Quote each line of the material verbatim, without the pictures.

INPUT DATA: Begin

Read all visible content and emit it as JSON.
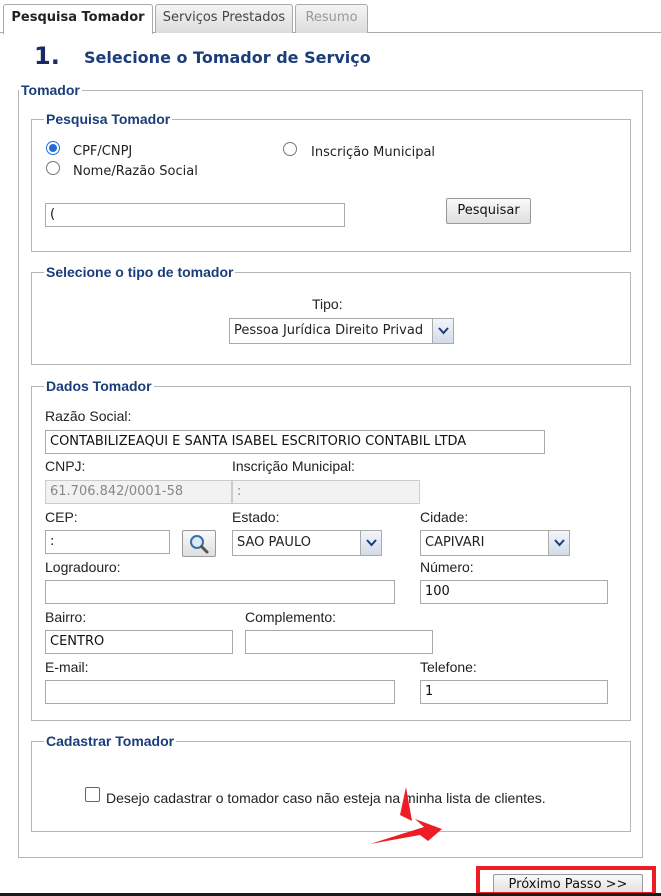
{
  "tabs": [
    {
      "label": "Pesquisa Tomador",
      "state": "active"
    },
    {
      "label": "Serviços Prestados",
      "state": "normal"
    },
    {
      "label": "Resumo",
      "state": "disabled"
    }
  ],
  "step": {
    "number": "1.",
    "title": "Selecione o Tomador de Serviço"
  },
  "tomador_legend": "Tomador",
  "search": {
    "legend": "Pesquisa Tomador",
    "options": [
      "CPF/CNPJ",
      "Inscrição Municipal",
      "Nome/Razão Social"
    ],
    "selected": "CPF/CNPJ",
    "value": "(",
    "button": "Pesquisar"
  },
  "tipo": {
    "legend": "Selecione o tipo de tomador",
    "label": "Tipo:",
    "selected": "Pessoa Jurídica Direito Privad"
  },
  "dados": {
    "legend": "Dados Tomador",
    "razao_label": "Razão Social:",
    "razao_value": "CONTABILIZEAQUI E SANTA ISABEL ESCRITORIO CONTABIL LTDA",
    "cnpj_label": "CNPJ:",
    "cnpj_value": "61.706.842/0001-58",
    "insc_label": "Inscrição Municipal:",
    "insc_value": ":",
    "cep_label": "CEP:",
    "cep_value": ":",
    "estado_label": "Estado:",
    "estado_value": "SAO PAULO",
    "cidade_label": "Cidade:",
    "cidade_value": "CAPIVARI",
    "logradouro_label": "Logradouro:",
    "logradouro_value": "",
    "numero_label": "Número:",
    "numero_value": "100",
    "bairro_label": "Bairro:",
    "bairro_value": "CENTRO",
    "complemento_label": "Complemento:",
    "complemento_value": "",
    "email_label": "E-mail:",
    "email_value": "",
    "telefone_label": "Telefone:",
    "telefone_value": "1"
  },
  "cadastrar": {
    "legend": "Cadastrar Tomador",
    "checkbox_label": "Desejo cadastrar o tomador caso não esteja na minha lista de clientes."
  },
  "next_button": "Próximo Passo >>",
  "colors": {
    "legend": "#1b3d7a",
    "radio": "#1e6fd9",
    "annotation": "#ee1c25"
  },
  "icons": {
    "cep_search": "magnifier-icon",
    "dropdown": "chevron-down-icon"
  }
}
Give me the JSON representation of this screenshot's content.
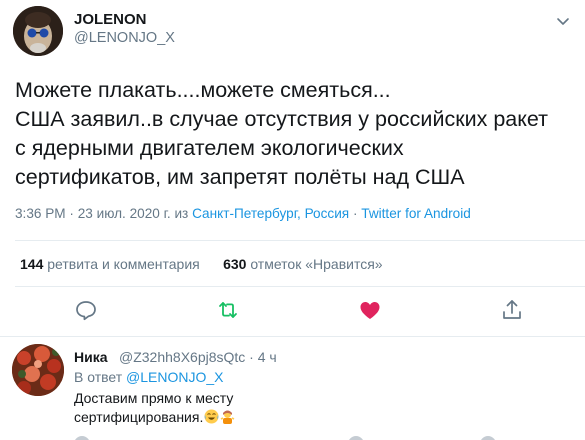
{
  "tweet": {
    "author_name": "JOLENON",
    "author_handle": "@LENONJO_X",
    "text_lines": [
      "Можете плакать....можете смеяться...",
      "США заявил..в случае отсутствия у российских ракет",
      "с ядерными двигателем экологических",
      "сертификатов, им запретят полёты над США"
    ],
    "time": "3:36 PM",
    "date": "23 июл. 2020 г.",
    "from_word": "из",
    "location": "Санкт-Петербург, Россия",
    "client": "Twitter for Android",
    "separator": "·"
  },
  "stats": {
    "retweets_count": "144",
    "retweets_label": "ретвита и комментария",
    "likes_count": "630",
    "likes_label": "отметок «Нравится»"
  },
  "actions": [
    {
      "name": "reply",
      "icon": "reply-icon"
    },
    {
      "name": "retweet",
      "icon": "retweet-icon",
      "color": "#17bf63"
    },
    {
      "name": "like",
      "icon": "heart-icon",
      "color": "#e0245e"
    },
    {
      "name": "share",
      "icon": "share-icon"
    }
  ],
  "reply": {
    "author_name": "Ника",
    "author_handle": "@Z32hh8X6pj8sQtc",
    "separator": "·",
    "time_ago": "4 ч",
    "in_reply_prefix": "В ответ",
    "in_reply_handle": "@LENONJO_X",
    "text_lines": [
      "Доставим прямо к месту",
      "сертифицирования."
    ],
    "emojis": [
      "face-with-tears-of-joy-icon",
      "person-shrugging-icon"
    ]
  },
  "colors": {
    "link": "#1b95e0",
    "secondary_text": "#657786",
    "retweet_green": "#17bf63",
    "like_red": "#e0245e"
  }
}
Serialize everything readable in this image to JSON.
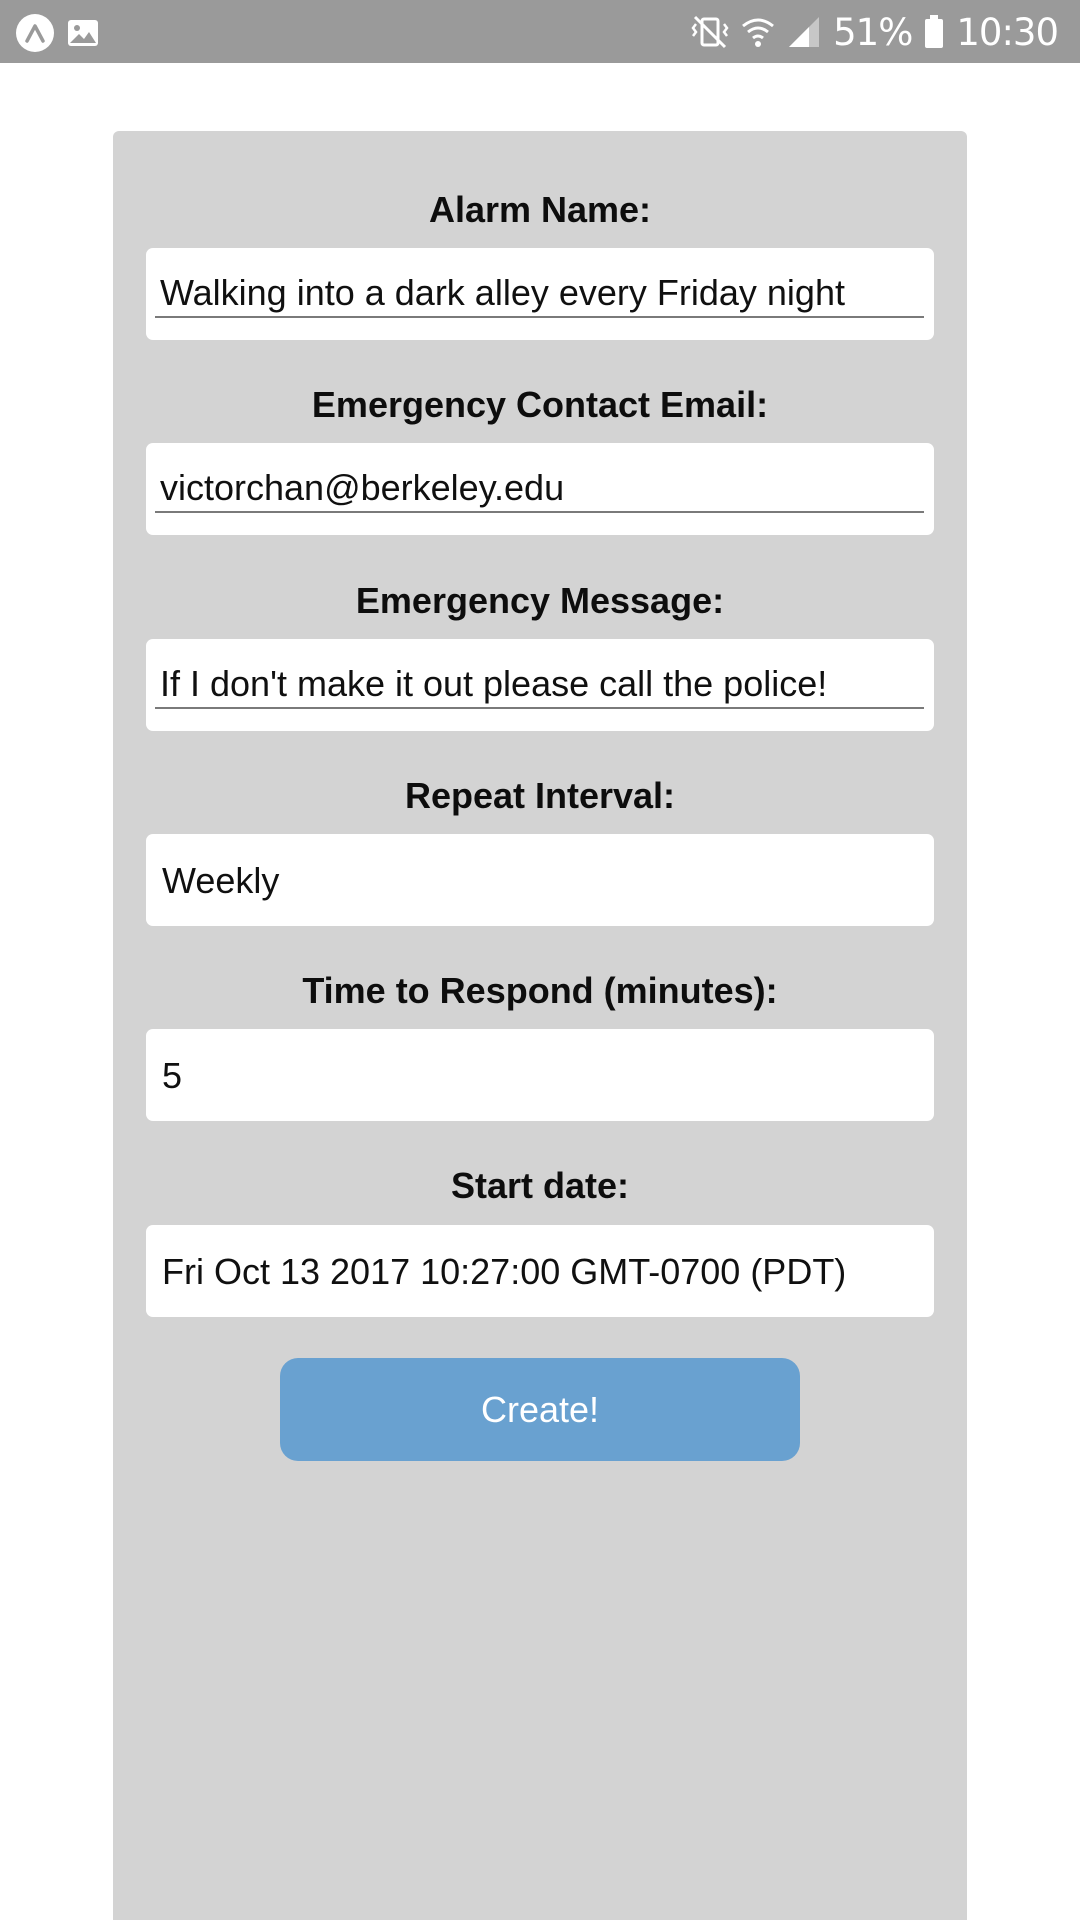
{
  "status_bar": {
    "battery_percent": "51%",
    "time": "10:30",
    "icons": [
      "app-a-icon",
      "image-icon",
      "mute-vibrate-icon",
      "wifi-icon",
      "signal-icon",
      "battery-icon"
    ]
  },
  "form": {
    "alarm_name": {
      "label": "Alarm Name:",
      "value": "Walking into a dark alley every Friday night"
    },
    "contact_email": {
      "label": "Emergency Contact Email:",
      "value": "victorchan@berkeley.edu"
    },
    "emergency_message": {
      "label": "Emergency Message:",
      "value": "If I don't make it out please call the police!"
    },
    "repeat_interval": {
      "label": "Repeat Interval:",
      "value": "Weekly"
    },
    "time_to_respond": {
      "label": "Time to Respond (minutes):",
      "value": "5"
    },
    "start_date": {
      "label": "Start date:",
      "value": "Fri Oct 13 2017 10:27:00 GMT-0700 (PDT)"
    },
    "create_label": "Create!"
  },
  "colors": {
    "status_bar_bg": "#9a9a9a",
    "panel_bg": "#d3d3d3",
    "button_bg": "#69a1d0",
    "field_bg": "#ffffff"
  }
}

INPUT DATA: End

**YOUR RESPONSE:**
Read all visible content and emit it as JSON.
{
  "tabs": [
    {
      "label": "Pesquisa Tomador",
      "state": "active"
    },
    {
      "label": "Serviços Prestados",
      "state": "normal"
    },
    {
      "label": "Resumo",
      "state": "disabled"
    }
  ],
  "step": {
    "number": "1.",
    "title": "Selecione o Tomador de Serviço"
  },
  "tomador_legend": "Tomador",
  "search": {
    "legend": "Pesquisa Tomador",
    "options": [
      "CPF/CNPJ",
      "Inscrição Municipal",
      "Nome/Razão Social"
    ],
    "selected": "CPF/CNPJ",
    "value": "(",
    "button": "Pesquisar"
  },
  "tipo": {
    "legend": "Selecione o tipo de tomador",
    "label": "Tipo:",
    "selected": "Pessoa Jurídica Direito Privad"
  },
  "dados": {
    "legend": "Dados Tomador",
    "razao_label": "Razão Social:",
    "razao_value": "CONTABILIZEAQUI E SANTA ISABEL ESCRITORIO CONTABIL LTDA",
    "cnpj_label": "CNPJ:",
    "cnpj_value": "61.706.842/0001-58",
    "insc_label": "Inscrição Municipal:",
    "insc_value": ":",
    "cep_label": "CEP:",
    "cep_value": ":",
    "estado_label": "Estado:",
    "estado_value": "SAO PAULO",
    "cidade_label": "Cidade:",
    "cidade_value": "CAPIVARI",
    "logradouro_label": "Logradouro:",
    "logradouro_value": "",
    "numero_label": "Número:",
    "numero_value": "100",
    "bairro_label": "Bairro:",
    "bairro_value": "CENTRO",
    "complemento_label": "Complemento:",
    "complemento_value": "",
    "email_label": "E-mail:",
    "email_value": "",
    "telefone_label": "Telefone:",
    "telefone_value": "1"
  },
  "cadastrar": {
    "legend": "Cadastrar Tomador",
    "checkbox_label": "Desejo cadastrar o tomador caso não esteja na minha lista de clientes."
  },
  "next_button": "Próximo Passo >>",
  "colors": {
    "legend": "#1b3d7a",
    "radio": "#1e6fd9",
    "annotation": "#ee1c25"
  },
  "icons": {
    "cep_search": "magnifier-icon",
    "dropdown": "chevron-down-icon"
  }
}
Give me the JSON representation of this screenshot's content.
{
  "tweet": {
    "author_name": "JOLENON",
    "author_handle": "@LENONJO_X",
    "text_lines": [
      "Можете плакать....можете смеяться...",
      "США заявил..в случае отсутствия у российских ракет",
      "с ядерными двигателем экологических",
      "сертификатов, им запретят полёты над США"
    ],
    "time": "3:36 PM",
    "date": "23 июл. 2020 г.",
    "from_word": "из",
    "location": "Санкт-Петербург, Россия",
    "client": "Twitter for Android",
    "separator": "·"
  },
  "stats": {
    "retweets_count": "144",
    "retweets_label": "ретвита и комментария",
    "likes_count": "630",
    "likes_label": "отметок «Нравится»"
  },
  "actions": [
    {
      "name": "reply",
      "icon": "reply-icon"
    },
    {
      "name": "retweet",
      "icon": "retweet-icon",
      "color": "#17bf63"
    },
    {
      "name": "like",
      "icon": "heart-icon",
      "color": "#e0245e"
    },
    {
      "name": "share",
      "icon": "share-icon"
    }
  ],
  "reply": {
    "author_name": "Ника",
    "author_handle": "@Z32hh8X6pj8sQtc",
    "separator": "·",
    "time_ago": "4 ч",
    "in_reply_prefix": "В ответ",
    "in_reply_handle": "@LENONJO_X",
    "text_lines": [
      "Доставим прямо к месту",
      "сертифицирования."
    ],
    "emojis": [
      "face-with-tears-of-joy-icon",
      "person-shrugging-icon"
    ]
  },
  "colors": {
    "link": "#1b95e0",
    "secondary_text": "#657786",
    "retweet_green": "#17bf63",
    "like_red": "#e0245e"
  }
}
Serialize everything readable in this image to JSON.
{
  "status_bar": {
    "battery_percent": "51%",
    "time": "10:30",
    "icons": [
      "app-a-icon",
      "image-icon",
      "mute-vibrate-icon",
      "wifi-icon",
      "signal-icon",
      "battery-icon"
    ]
  },
  "form": {
    "alarm_name": {
      "label": "Alarm Name:",
      "value": "Walking into a dark alley every Friday night"
    },
    "contact_email": {
      "label": "Emergency Contact Email:",
      "value": "victorchan@berkeley.edu"
    },
    "emergency_message": {
      "label": "Emergency Message:",
      "value": "If I don't make it out please call the police!"
    },
    "repeat_interval": {
      "label": "Repeat Interval:",
      "value": "Weekly"
    },
    "time_to_respond": {
      "label": "Time to Respond (minutes):",
      "value": "5"
    },
    "start_date": {
      "label": "Start date:",
      "value": "Fri Oct 13 2017 10:27:00 GMT-0700 (PDT)"
    },
    "create_label": "Create!"
  },
  "colors": {
    "status_bar_bg": "#9a9a9a",
    "panel_bg": "#d3d3d3",
    "button_bg": "#69a1d0",
    "field_bg": "#ffffff"
  }
}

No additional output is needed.